** Entries shown **
******************************
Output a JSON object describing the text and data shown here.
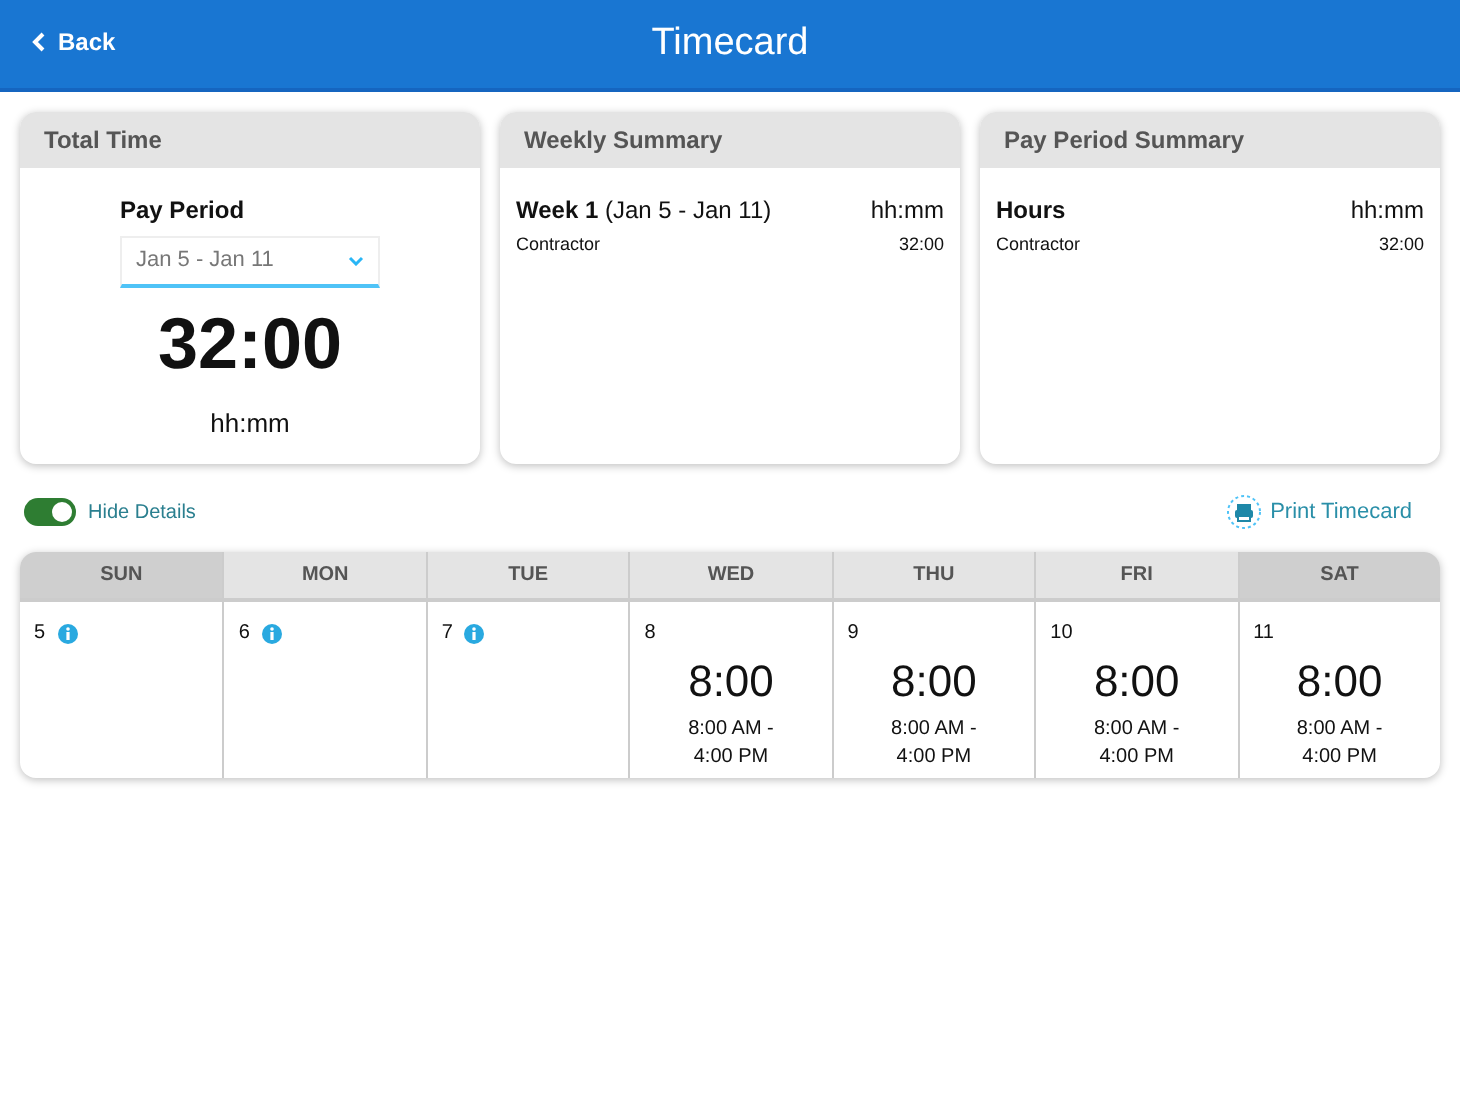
{
  "header": {
    "back": "Back",
    "title": "Timecard"
  },
  "total_time": {
    "title": "Total Time",
    "label": "Pay Period",
    "period": "Jan 5 - Jan 11",
    "total": "32:00",
    "unit": "hh:mm"
  },
  "weekly_summary": {
    "title": "Weekly Summary",
    "heading": "Week 1",
    "heading_detail": "(Jan 5 - Jan 11)",
    "unit": "hh:mm",
    "rows": [
      {
        "label": "Contractor",
        "value": "32:00"
      }
    ]
  },
  "pay_period_summary": {
    "title": "Pay Period Summary",
    "heading": "Hours",
    "unit": "hh:mm",
    "rows": [
      {
        "label": "Contractor",
        "value": "32:00"
      }
    ]
  },
  "hide_details": {
    "label": "Hide Details",
    "on": true
  },
  "print": "Print Timecard",
  "days": [
    {
      "name": "SUN",
      "kind": "weekend",
      "date": "5",
      "info": true
    },
    {
      "name": "MON",
      "kind": "weekday",
      "date": "6",
      "info": true
    },
    {
      "name": "TUE",
      "kind": "weekday",
      "date": "7",
      "info": true
    },
    {
      "name": "WED",
      "kind": "weekday",
      "date": "8",
      "hours": "8:00",
      "range": "8:00 AM - 4:00 PM"
    },
    {
      "name": "THU",
      "kind": "weekday",
      "date": "9",
      "hours": "8:00",
      "range": "8:00 AM - 4:00 PM"
    },
    {
      "name": "FRI",
      "kind": "weekday",
      "date": "10",
      "hours": "8:00",
      "range": "8:00 AM - 4:00 PM"
    },
    {
      "name": "SAT",
      "kind": "weekend",
      "date": "11",
      "hours": "8:00",
      "range": "8:00 AM - 4:00 PM"
    }
  ]
}
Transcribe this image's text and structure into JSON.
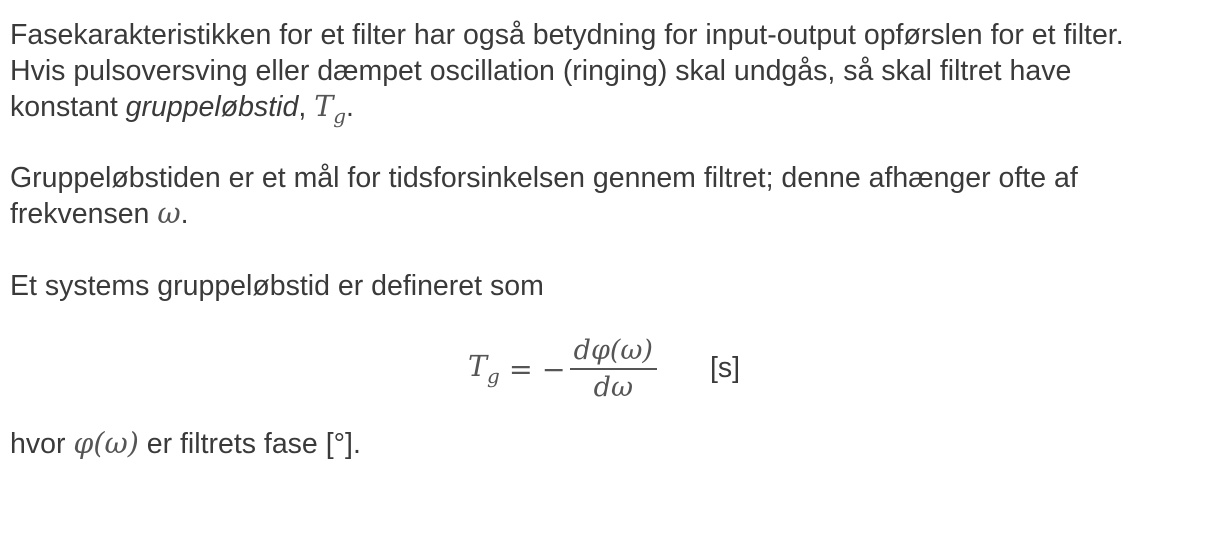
{
  "paragraph1": {
    "line1": "Fasekarakteristikken for et filter har også betydning for input-output opførslen for et filter.",
    "line2": "Hvis pulsoversving eller dæmpet oscillation (ringing) skal undgås, så skal filtret have",
    "line3_prefix": "konstant ",
    "line3_emph": "gruppeløbstid",
    "line3_comma": ", ",
    "line3_symbol": "T",
    "line3_sub": "g",
    "line3_end": "."
  },
  "paragraph2": {
    "line1": "Gruppeløbstiden er et mål for tidsforsinkelsen gennem filtret; denne afhænger ofte af",
    "line2_prefix": "frekvensen ",
    "line2_symbol": "ω",
    "line2_end": "."
  },
  "paragraph3": {
    "line1": "Et systems gruppeløbstid er defineret som"
  },
  "formula": {
    "lhs": "T",
    "lhs_sub": "g",
    "equals": " = −",
    "numerator": "dφ(ω)",
    "denominator": "dω",
    "unit": "[s]"
  },
  "paragraph4": {
    "prefix": "hvor ",
    "symbol": "φ(ω)",
    "suffix": " er filtrets fase [°]."
  }
}
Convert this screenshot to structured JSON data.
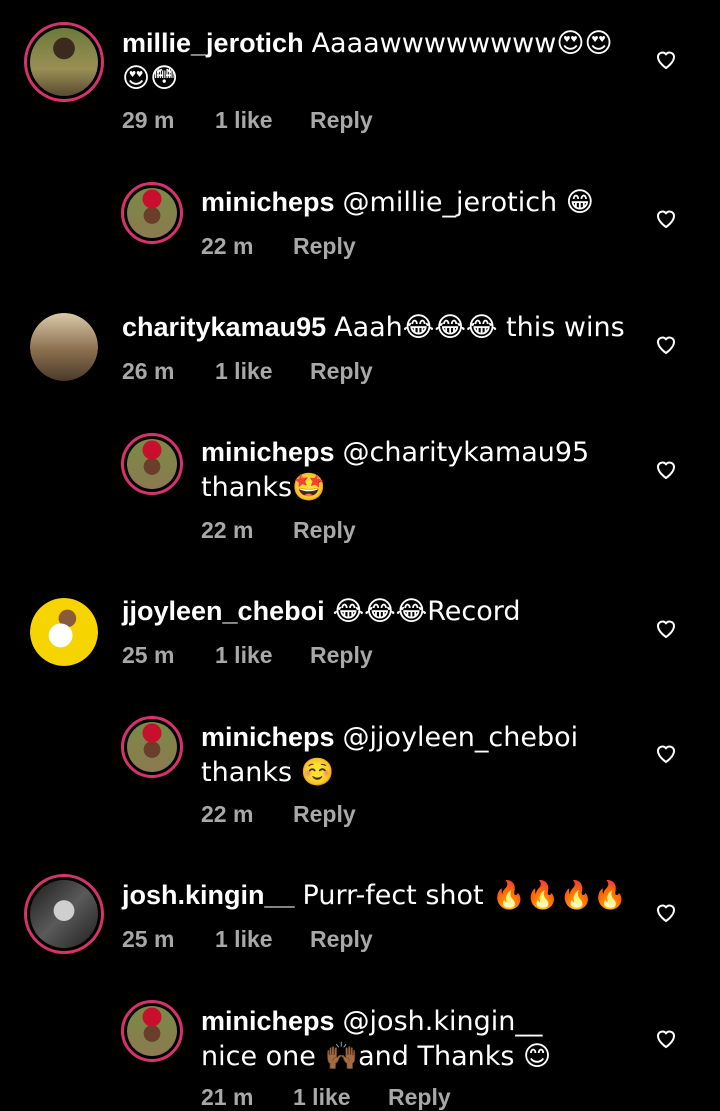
{
  "comments": [
    {
      "user": "millie_jerotich",
      "text": "Aaaawwwwwwww😍😍😍😳",
      "time": "29 m",
      "likes": "1 like",
      "reply": "Reply"
    },
    {
      "user": "minicheps",
      "text": "@millie_jerotich 😁",
      "time": "22 m",
      "likes": "",
      "reply": "Reply"
    },
    {
      "user": "charitykamau95",
      "text": "Aaah😂😂😂 this wins",
      "time": "26 m",
      "likes": "1 like",
      "reply": "Reply"
    },
    {
      "user": "minicheps",
      "text": "@charitykamau95 thanks🤩",
      "time": "22 m",
      "likes": "",
      "reply": "Reply"
    },
    {
      "user": "jjoyleen_cheboi",
      "text": "😂😂😂Record",
      "time": "25 m",
      "likes": "1 like",
      "reply": "Reply"
    },
    {
      "user": "minicheps",
      "text": "@jjoyleen_cheboi thanks ☺️",
      "time": "22 m",
      "likes": "",
      "reply": "Reply"
    },
    {
      "user": "josh.kingin__",
      "text": "Purr-fect shot 🔥🔥🔥🔥",
      "time": "25 m",
      "likes": "1 like",
      "reply": "Reply"
    },
    {
      "user": "minicheps",
      "text": "@josh.kingin__ nice one 🙌🏾and Thanks 😊",
      "time": "21 m",
      "likes": "1 like",
      "reply": "Reply"
    }
  ],
  "colors": {
    "story_ring": "#d6336c",
    "meta": "#a8a8a8"
  },
  "icons": {
    "like": "heart-outline-icon"
  }
}
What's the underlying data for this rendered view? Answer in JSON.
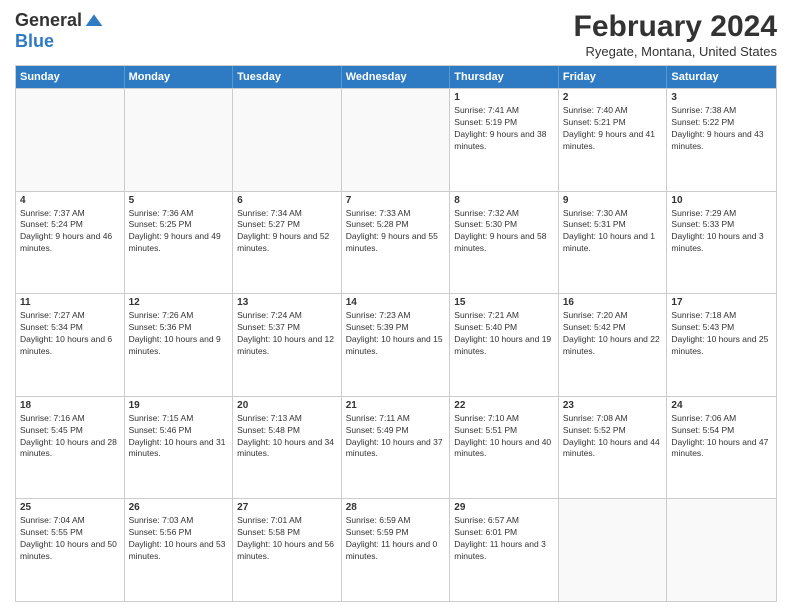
{
  "logo": {
    "general": "General",
    "blue": "Blue"
  },
  "header": {
    "month": "February 2024",
    "location": "Ryegate, Montana, United States"
  },
  "days": [
    "Sunday",
    "Monday",
    "Tuesday",
    "Wednesday",
    "Thursday",
    "Friday",
    "Saturday"
  ],
  "weeks": [
    [
      {
        "day": "",
        "empty": true
      },
      {
        "day": "",
        "empty": true
      },
      {
        "day": "",
        "empty": true
      },
      {
        "day": "",
        "empty": true
      },
      {
        "day": "1",
        "sunrise": "7:41 AM",
        "sunset": "5:19 PM",
        "daylight": "9 hours and 38 minutes."
      },
      {
        "day": "2",
        "sunrise": "7:40 AM",
        "sunset": "5:21 PM",
        "daylight": "9 hours and 41 minutes."
      },
      {
        "day": "3",
        "sunrise": "7:38 AM",
        "sunset": "5:22 PM",
        "daylight": "9 hours and 43 minutes."
      }
    ],
    [
      {
        "day": "4",
        "sunrise": "7:37 AM",
        "sunset": "5:24 PM",
        "daylight": "9 hours and 46 minutes."
      },
      {
        "day": "5",
        "sunrise": "7:36 AM",
        "sunset": "5:25 PM",
        "daylight": "9 hours and 49 minutes."
      },
      {
        "day": "6",
        "sunrise": "7:34 AM",
        "sunset": "5:27 PM",
        "daylight": "9 hours and 52 minutes."
      },
      {
        "day": "7",
        "sunrise": "7:33 AM",
        "sunset": "5:28 PM",
        "daylight": "9 hours and 55 minutes."
      },
      {
        "day": "8",
        "sunrise": "7:32 AM",
        "sunset": "5:30 PM",
        "daylight": "9 hours and 58 minutes."
      },
      {
        "day": "9",
        "sunrise": "7:30 AM",
        "sunset": "5:31 PM",
        "daylight": "10 hours and 1 minute."
      },
      {
        "day": "10",
        "sunrise": "7:29 AM",
        "sunset": "5:33 PM",
        "daylight": "10 hours and 3 minutes."
      }
    ],
    [
      {
        "day": "11",
        "sunrise": "7:27 AM",
        "sunset": "5:34 PM",
        "daylight": "10 hours and 6 minutes."
      },
      {
        "day": "12",
        "sunrise": "7:26 AM",
        "sunset": "5:36 PM",
        "daylight": "10 hours and 9 minutes."
      },
      {
        "day": "13",
        "sunrise": "7:24 AM",
        "sunset": "5:37 PM",
        "daylight": "10 hours and 12 minutes."
      },
      {
        "day": "14",
        "sunrise": "7:23 AM",
        "sunset": "5:39 PM",
        "daylight": "10 hours and 15 minutes."
      },
      {
        "day": "15",
        "sunrise": "7:21 AM",
        "sunset": "5:40 PM",
        "daylight": "10 hours and 19 minutes."
      },
      {
        "day": "16",
        "sunrise": "7:20 AM",
        "sunset": "5:42 PM",
        "daylight": "10 hours and 22 minutes."
      },
      {
        "day": "17",
        "sunrise": "7:18 AM",
        "sunset": "5:43 PM",
        "daylight": "10 hours and 25 minutes."
      }
    ],
    [
      {
        "day": "18",
        "sunrise": "7:16 AM",
        "sunset": "5:45 PM",
        "daylight": "10 hours and 28 minutes."
      },
      {
        "day": "19",
        "sunrise": "7:15 AM",
        "sunset": "5:46 PM",
        "daylight": "10 hours and 31 minutes."
      },
      {
        "day": "20",
        "sunrise": "7:13 AM",
        "sunset": "5:48 PM",
        "daylight": "10 hours and 34 minutes."
      },
      {
        "day": "21",
        "sunrise": "7:11 AM",
        "sunset": "5:49 PM",
        "daylight": "10 hours and 37 minutes."
      },
      {
        "day": "22",
        "sunrise": "7:10 AM",
        "sunset": "5:51 PM",
        "daylight": "10 hours and 40 minutes."
      },
      {
        "day": "23",
        "sunrise": "7:08 AM",
        "sunset": "5:52 PM",
        "daylight": "10 hours and 44 minutes."
      },
      {
        "day": "24",
        "sunrise": "7:06 AM",
        "sunset": "5:54 PM",
        "daylight": "10 hours and 47 minutes."
      }
    ],
    [
      {
        "day": "25",
        "sunrise": "7:04 AM",
        "sunset": "5:55 PM",
        "daylight": "10 hours and 50 minutes."
      },
      {
        "day": "26",
        "sunrise": "7:03 AM",
        "sunset": "5:56 PM",
        "daylight": "10 hours and 53 minutes."
      },
      {
        "day": "27",
        "sunrise": "7:01 AM",
        "sunset": "5:58 PM",
        "daylight": "10 hours and 56 minutes."
      },
      {
        "day": "28",
        "sunrise": "6:59 AM",
        "sunset": "5:59 PM",
        "daylight": "11 hours and 0 minutes."
      },
      {
        "day": "29",
        "sunrise": "6:57 AM",
        "sunset": "6:01 PM",
        "daylight": "11 hours and 3 minutes."
      },
      {
        "day": "",
        "empty": true
      },
      {
        "day": "",
        "empty": true
      }
    ]
  ],
  "labels": {
    "sunrise": "Sunrise:",
    "sunset": "Sunset:",
    "daylight": "Daylight:"
  }
}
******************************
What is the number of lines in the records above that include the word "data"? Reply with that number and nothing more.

3